Willie Mays and Hank Aaron both played with two teams, but only because at the end of their careers, they returned to the city where they began their careers. Mays, who broke in with the New York Giants and went with the franchise to San Francisco, finished with the New York Mets. Aaron, who moved from Milwaukee to Atlanta with the Braves, spent his final two seasons with the Milwaukee Brewers.
And sometimes it's just a matter of circumstances, which Ryan's career underscored.
A part of a strong-armed Mets pitching staff, but faced with command issues, he was the pitcher the Mets felt was most expendable when they acquired veteran infielder Jim Fregosi from the Angels in a deal that led to Ryan having to be talked out of retirement by his wife, Ruth, the next spring.
A free agent after the 1979 season, during which he went 16-14 and helped lead the Angels to a division title for the first time in franchise history, Ryan wound up signing with the Astros and becoming the game's first $1 million-per-year player after Angels general manager Buzzie Bavasi announced that Ryan could be replaced "with two pitchers who go 8-7."

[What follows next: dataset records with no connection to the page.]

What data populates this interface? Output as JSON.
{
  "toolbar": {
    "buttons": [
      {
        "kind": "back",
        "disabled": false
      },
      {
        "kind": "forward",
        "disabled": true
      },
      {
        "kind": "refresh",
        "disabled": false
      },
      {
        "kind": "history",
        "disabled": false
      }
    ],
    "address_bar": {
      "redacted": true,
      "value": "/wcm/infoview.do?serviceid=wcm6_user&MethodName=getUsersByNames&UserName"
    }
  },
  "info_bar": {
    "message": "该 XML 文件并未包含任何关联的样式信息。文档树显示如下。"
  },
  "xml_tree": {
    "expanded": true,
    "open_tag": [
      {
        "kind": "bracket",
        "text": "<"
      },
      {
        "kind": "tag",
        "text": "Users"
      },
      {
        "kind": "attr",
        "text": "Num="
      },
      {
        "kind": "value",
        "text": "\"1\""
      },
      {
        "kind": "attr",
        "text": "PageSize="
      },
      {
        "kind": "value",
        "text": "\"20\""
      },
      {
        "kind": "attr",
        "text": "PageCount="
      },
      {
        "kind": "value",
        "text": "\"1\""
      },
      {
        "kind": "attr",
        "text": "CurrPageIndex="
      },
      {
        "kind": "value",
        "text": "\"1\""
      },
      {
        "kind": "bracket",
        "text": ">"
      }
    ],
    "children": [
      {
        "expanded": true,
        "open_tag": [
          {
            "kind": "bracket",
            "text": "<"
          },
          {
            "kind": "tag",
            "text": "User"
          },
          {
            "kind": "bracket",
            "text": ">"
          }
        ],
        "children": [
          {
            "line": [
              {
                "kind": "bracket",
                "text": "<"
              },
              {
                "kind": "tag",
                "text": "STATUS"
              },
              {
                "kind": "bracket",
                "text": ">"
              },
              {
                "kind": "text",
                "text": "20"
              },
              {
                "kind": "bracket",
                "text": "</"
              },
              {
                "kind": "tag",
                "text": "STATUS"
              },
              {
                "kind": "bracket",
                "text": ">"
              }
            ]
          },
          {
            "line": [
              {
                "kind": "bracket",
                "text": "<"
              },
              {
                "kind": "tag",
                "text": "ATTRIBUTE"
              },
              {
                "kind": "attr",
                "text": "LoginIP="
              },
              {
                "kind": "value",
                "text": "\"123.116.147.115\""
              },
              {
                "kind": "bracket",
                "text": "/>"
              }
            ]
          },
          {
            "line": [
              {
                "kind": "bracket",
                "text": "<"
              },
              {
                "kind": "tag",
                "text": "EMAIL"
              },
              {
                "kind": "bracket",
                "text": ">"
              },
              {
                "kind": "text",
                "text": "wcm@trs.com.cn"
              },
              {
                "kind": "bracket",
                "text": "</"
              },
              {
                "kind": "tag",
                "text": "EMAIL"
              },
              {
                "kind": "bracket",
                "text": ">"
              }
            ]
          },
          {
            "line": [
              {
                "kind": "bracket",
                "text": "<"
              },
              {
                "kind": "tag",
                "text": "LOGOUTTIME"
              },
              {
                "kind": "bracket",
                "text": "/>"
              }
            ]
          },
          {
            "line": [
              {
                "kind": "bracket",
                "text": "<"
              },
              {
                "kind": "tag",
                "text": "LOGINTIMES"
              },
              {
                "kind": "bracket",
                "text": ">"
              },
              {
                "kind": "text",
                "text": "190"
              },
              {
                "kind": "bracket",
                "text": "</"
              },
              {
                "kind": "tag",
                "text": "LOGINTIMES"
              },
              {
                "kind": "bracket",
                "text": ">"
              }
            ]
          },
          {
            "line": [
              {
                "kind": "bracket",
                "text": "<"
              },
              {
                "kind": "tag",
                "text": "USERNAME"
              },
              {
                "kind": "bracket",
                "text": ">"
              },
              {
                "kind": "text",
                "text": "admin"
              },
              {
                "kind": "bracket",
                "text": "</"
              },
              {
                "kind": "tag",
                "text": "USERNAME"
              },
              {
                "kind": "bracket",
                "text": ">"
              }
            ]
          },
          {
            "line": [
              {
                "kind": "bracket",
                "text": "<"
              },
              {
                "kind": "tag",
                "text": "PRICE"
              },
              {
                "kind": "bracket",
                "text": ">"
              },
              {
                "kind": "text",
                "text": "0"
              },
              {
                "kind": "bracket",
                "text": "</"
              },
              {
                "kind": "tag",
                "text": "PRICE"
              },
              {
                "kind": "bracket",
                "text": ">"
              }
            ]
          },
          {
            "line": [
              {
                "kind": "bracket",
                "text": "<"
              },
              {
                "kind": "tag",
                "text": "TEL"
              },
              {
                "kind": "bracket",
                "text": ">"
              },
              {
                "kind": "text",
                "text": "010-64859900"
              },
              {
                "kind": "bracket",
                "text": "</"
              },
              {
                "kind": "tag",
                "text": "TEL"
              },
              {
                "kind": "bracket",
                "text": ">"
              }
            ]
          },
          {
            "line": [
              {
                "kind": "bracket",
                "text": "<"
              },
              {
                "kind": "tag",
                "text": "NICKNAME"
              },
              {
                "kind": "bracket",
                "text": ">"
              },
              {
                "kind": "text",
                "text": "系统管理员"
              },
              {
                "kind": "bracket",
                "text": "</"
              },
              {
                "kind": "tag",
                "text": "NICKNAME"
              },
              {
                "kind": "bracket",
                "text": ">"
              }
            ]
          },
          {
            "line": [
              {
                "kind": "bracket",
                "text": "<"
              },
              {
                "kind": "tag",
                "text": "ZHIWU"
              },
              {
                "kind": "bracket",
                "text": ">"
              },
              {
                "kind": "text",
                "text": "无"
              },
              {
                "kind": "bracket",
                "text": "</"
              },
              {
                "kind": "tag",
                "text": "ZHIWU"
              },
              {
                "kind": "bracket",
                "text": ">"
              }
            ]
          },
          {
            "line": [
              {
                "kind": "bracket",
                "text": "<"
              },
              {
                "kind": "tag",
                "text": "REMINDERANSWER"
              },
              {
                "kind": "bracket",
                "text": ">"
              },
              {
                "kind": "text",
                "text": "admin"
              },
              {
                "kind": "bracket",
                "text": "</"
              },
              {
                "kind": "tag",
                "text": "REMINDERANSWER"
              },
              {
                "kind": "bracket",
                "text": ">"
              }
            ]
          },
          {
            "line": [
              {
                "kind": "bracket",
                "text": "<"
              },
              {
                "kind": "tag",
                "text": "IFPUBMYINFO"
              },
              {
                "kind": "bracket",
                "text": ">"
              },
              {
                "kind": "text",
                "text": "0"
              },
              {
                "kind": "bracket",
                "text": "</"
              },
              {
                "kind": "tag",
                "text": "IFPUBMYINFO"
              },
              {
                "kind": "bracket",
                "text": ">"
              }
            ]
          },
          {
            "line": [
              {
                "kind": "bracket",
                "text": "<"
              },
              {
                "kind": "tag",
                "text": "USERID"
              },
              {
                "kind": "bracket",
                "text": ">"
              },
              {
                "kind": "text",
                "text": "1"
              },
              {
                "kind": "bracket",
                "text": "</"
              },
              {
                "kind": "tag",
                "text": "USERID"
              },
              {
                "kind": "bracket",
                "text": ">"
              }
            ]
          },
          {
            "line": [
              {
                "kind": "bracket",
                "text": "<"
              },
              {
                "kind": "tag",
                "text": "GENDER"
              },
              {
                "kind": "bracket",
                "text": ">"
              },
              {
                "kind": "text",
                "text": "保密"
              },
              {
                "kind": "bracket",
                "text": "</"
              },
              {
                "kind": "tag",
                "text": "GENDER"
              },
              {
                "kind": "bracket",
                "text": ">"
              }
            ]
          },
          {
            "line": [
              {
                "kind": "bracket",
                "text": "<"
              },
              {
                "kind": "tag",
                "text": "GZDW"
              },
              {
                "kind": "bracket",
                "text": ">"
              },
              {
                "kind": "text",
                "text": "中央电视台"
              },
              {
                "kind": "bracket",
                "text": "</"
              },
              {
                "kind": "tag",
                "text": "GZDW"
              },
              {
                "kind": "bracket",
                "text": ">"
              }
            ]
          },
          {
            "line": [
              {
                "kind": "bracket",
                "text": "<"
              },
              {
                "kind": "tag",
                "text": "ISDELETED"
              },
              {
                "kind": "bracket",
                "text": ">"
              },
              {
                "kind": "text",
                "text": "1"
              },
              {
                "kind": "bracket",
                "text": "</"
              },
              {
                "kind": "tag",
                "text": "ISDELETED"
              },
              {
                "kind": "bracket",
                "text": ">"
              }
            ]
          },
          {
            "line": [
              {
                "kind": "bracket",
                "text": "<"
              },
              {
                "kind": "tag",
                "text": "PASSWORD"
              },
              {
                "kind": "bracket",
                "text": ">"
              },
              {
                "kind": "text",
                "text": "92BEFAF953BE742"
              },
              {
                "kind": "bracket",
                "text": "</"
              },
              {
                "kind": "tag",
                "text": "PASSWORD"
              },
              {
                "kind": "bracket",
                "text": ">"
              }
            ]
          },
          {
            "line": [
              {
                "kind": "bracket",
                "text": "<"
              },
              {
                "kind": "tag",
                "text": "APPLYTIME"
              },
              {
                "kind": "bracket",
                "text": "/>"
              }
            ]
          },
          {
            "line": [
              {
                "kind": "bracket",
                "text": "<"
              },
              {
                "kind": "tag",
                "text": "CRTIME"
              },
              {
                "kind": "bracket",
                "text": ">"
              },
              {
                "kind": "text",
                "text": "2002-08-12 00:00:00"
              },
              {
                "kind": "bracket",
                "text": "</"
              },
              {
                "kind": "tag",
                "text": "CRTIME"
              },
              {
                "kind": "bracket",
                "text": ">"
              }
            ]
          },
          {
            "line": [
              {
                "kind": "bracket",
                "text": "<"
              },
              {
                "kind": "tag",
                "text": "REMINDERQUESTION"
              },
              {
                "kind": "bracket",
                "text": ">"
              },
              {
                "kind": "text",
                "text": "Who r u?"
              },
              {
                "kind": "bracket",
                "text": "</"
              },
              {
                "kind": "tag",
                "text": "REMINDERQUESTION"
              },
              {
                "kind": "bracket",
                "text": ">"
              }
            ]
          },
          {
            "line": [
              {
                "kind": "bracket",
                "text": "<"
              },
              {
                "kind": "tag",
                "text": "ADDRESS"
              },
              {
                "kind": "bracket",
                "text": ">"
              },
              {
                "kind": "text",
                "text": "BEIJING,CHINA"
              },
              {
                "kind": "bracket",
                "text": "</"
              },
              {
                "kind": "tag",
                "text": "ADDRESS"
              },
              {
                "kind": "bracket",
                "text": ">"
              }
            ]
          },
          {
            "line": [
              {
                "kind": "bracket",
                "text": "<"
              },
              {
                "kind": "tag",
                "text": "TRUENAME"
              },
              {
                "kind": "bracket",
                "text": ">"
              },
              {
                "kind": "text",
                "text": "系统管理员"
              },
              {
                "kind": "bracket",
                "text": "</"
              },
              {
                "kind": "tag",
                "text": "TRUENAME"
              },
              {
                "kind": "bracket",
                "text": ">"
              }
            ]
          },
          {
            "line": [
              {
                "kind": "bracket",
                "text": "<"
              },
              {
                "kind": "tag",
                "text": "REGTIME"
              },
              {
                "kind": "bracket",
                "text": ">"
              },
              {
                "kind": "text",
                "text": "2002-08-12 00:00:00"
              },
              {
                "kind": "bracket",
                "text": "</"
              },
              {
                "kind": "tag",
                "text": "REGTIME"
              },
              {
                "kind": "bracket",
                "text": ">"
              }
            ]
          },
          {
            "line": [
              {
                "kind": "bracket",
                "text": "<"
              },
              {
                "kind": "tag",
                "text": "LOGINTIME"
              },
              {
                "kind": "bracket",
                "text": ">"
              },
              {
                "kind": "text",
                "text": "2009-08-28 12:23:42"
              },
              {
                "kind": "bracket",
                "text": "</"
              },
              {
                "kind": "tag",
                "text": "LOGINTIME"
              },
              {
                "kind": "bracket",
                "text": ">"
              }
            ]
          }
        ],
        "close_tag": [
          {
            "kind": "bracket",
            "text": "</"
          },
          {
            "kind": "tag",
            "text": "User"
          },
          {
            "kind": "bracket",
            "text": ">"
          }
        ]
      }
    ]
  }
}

Ryan's time with the Astros ended after the 1988, season when Houston was reluctant to give the soon-to-be 42-year-old a multiyear deal. The Rangers, however, stepped up, and Ryan extended his career for five more seasons.
It was a gamble that paid off for Texas, as Ryan led the league in fewest hits per nine innings and most strikeouts per nine in each of his first three years with the Rangers. He also led the AL in WHIP and strikeouts twice while with Texas, including 301 K's in 1989. Circumstances, however, never allowed Ryan the chance to spend his whole career with one franchise.
Tracy Ringolsby is a columnist for MLB.com. This story was not subject to the approval of Major League Baseball or its clubs.